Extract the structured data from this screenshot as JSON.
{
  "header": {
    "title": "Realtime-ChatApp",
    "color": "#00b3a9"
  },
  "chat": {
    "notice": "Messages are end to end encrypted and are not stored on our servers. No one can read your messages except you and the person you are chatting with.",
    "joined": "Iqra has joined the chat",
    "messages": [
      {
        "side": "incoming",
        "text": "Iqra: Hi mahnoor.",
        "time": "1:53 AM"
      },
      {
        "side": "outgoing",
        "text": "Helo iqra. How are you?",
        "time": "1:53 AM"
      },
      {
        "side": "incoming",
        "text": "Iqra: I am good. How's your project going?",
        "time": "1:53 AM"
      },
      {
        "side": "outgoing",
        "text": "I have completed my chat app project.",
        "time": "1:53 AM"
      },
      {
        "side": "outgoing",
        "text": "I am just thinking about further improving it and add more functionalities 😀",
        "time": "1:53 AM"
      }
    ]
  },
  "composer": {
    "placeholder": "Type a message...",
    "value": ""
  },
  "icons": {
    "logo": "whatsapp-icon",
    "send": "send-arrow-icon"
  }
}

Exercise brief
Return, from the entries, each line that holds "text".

Written answer
        "text": "Iqra: Hi mahnoor.",
        "text": "Helo iqra. How are you?",
        "text": "Iqra: I am good. How's your project going?",
        "text": "I have completed my chat app project.",
        "text": "I am just thinking about further improving it and add more functionalities 😀",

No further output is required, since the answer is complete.